But, perhaps, for Father’s Day, I should feel free to address God as my Father. I had a good model in my own dad, a gentle man who loved me and, though primarily self-educated, taught me much and sacrificed much for my education and well-being. You can read my personal reflections about him here. I wrote this for Father’s Day 2010, after he died that May, aged 93.

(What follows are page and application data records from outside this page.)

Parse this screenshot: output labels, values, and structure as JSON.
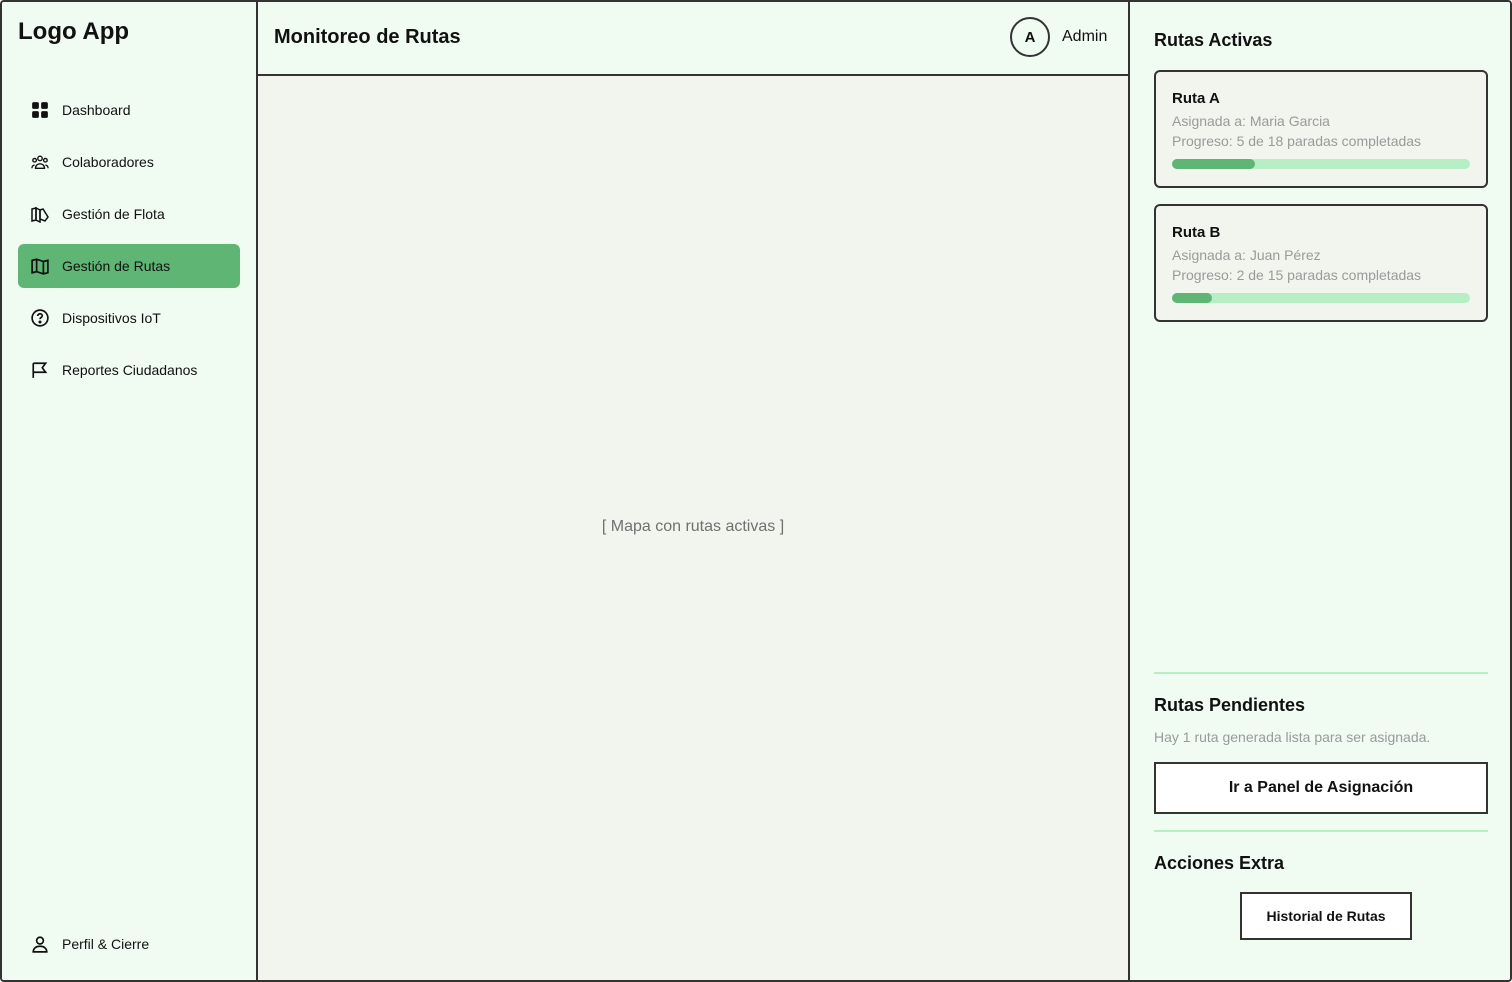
{
  "app": {
    "logo": "Logo App"
  },
  "sidebar": {
    "items": [
      {
        "label": "Dashboard",
        "icon": "grid-icon"
      },
      {
        "label": "Colaboradores",
        "icon": "users-icon"
      },
      {
        "label": "Gestión de Flota",
        "icon": "fleet-icon"
      },
      {
        "label": "Gestión de Rutas",
        "icon": "map-icon",
        "active": true
      },
      {
        "label": "Dispositivos IoT",
        "icon": "question-circle-icon"
      },
      {
        "label": "Reportes Ciudadanos",
        "icon": "flag-icon"
      }
    ],
    "profile_label": "Perfil & Cierre"
  },
  "header": {
    "title": "Monitoreo de Rutas",
    "avatar_initial": "A",
    "user_name": "Admin"
  },
  "map": {
    "placeholder": "[ Mapa con rutas activas ]"
  },
  "right_panel": {
    "active_title": "Rutas Activas",
    "routes": [
      {
        "name": "Ruta A",
        "assigned": "Asignada a: Maria Garcia",
        "progress_text": "Progreso: 5 de 18 paradas completadas",
        "progress": 0.278
      },
      {
        "name": "Ruta B",
        "assigned": "Asignada a: Juan Pérez",
        "progress_text": "Progreso: 2 de 15 paradas completadas",
        "progress": 0.133
      }
    ],
    "pending_title": "Rutas Pendientes",
    "pending_text": "Hay 1 ruta generada lista para ser asignada.",
    "assign_button": "Ir a Panel de Asignación",
    "extra_title": "Acciones Extra",
    "history_button": "Historial de Rutas"
  },
  "colors": {
    "accent": "#5fb574",
    "progress_track": "#b6efc4",
    "background": "#f0fbf2",
    "map_background": "#f2f5ee"
  }
}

Although I usually feel closer to God when I visualize her as a mother, another gentle man introduced me to Abba in a way that broke through my resistance to Father God. He is Willard Swartley, a feminist New Testament scholar and longtime friend who wrote an article on this topic in Daughters of Sarah, the magazine I edited for a number of years. The article, from the Nov/Dec 1990 issue (pp. 12–14), is called “God as Father: Patriarchy or Paternity?” In it, he spells out his own journey to a nonpatriarchal Father God.
First, there was the personal way Jesus related to God by calling him Abba, the Aramaic word for Papa or Daddy, as in his agonizing prayer in Gethsemane (Mark 14:36). This left an impact on later believers, even Gentiles, as in Romans 8:15-17 or Galatians 4:6. Willard’s own experience using Abba in prayer had “the effect of depatriarchalizing, for it breathed intimacy, tenderness, and bonding feelings in believers.”
Willard also noticed that God was not called Father in the earlier biblical writings and the primitive Hebrew religion—only the more distant God and Lord God. “God as Father,” he says, “buds in late Old Testament writings (the Deuteronomist and later Isaiahs) and flowers in the New Testament, especially in Matthew and John.” In Matthew’s Gospel, only Jesus calls God Father, which he does 44 times. But he uses it only in prayer or when addressing his disciples or the crowds who followed him—never to the hostile religious leaders.
Another observation is that “where the New Testament portrays God as Father, women’s narrative roles are very positive,” as in John 4, where Jesus converses with the Samaritan woman in John 4:23 or with Mary Magdalene in John 20:17: “My Father and your Father.” Conversely, notes Willard, where women’s roles are restricted within patriarchal structures (1 Cor 14:34–35; 1 Tim 2:11–12), God is not portrayed as Father.
Willard also discovered in those later Old Testament writings that “when the image of God as Father began to be used, maternal imagery also appeared in those same scriptures” (see Deut 32:6 and 11; Isa 63:16; 64:8; 42:14; 49:5; 66:9, 13). Here, the writings of two feminist scholars, Diane Tennis and Sandra Schneiders, helped Willard separate patriarchy from paternity. “Perhaps God’s paternity . . . is more an antidote to rather than an ally of patriarchy.” Perhaps something new and fresh and intimate is emerging from the cultural background of patriarchy. Is it possible, Willard asks, that the portrayal of God as our loving, gracious Abba is “our best defense against patriarchy”? Indeed, “the Father-Abba God of Scripture possesses those traditional feminine characteristics of nurturing, TLC, and enduring relationship.”
The tenderness shown in this article brings a tear to my eyes. I may have to rethink how I address God when I sing in church—at least on Father’s Day! But I notice that never once in his article does Willard call God he! Perhaps I shall use Abba-She. A little gender-blending in worship can’t hurt!
Some relevant titles:
Diane Tennis, Is God the Only Reliable Father?
Sandra Schneiders, Women and the Word
Ruth Duck, Gender and the Name of God
A. Visser’t Hooft, The Fatherhood of God in an Age of Emancipation